Fewer Italians across the country are attending university, and an increasing number of those who do, according to ISTAT, are dropping out. In 2012-13 academic year, 56 of every 100 university students finished their degree. “The consequence of all this is that young people have lost faith not only in the institutions, but also in the value of education,” says Incorvaia. “They are prisoners of not knowing what to want. And tomorrow, when it will be up to them to support the country, they will be unprepared.”
F.B., a 29-year-old quadruple-language law school graduate who asked that her full name not be published because she has more than 200 résumés out and doesn’t want to be labeled as a “complainer,” told The Daily Beast she believes that the youth unemployment crisis was brought about by panic. “Fundamentally, the media talks about the crisis and people get nervous,” she says. “They want to save their money and not risk investing in people without work experience, so we are left out.” She has completed three legal internships, but each time the law firms found new interns rather than hiring her because they couldn’t afford to pay her. She says she feels her only option is to leave the country and find work, but she would prefer to stay in Italy: “My only choice is to leave, which wouldn’t be my first choice,” she says.
The solution won’t come easy. On Friday, thousands of city workers took to the streets of Rome to protest further talk of austerity measures to try to get the city of Rome to live within a manageable budget. The proposed cuts would reduce paychecks of 24,000 city workers with full-time contracts by 200 euro a month.

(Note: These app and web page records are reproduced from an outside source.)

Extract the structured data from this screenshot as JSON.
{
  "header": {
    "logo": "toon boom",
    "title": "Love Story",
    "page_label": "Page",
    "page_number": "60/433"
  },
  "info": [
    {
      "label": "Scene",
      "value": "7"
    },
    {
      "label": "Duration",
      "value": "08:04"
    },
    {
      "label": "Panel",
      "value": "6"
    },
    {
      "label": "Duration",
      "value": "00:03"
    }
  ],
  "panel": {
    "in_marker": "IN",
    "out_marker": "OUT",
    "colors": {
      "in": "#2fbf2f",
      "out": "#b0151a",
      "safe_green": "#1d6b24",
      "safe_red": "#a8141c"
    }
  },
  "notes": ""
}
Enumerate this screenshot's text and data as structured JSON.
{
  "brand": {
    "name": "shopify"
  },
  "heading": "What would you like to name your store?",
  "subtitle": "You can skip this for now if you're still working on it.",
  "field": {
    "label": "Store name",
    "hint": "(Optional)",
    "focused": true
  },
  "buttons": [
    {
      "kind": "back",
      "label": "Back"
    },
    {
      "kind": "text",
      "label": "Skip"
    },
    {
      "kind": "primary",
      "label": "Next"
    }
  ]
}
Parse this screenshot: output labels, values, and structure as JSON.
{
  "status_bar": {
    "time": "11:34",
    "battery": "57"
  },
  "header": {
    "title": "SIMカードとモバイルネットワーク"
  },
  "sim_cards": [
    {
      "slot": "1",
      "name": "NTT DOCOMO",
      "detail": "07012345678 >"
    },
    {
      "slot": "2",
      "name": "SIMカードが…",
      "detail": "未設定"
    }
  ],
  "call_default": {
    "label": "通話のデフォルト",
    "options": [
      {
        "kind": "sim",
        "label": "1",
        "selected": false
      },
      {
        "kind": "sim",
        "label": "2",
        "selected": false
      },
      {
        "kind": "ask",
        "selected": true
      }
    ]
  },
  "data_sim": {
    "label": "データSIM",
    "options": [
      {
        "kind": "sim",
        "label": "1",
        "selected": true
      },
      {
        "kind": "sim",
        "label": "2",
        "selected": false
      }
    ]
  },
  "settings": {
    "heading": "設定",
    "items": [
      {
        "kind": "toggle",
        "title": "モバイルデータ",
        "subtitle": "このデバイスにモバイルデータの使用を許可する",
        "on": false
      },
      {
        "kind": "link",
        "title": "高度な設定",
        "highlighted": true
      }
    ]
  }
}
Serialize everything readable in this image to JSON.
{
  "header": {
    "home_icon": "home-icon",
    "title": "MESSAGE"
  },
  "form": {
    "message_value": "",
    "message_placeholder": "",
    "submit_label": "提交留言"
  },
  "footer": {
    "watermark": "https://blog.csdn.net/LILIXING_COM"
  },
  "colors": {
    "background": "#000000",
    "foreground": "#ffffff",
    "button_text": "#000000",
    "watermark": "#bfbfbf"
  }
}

The cuts are aimed at stimulating growth and creating new jobs, but as has been typical in Italy, those with jobs are not willing to help those without. “The reforms that were presented will not improve quality of services, they are not innovative, and they will only rob part of the wages from workers,” said Natale di Cola, labor union secretary of Italy’s CGIL, at the protest.
For now, the future looks dim for an increasingly large number of young Italians. “At the moment there does not seem to be any sign of recovery, neither economic nor cultural nor social,” Incorvaia told The Daily Beast. “I believe that more and more people will try to be self-employed or opt for startups to try to achieve what companies and agencies are no longer able to offer, even though they often make the mistake that a good idea is enough to become the new Mark Zuckerberg.”
More and more people, Incorvaia believes, resign themselves just to “settling for what happens,” in part, he says, “because the media never promote positive role models and examples, but rather amplify the level of alarm and a sense of helplessness.”
In the meantime, the new “thousand-euro generation” will have to figure out how to fit into an ever-changing labor market, just as Incorvaia and his contemporaries did almost a decade ago. “I think that those who, in a time like this, are able to offer the market determination and ambition can really make a difference,” he says. “Growth and development are not what’s lacking; the rules to be part of it all have simply changed.”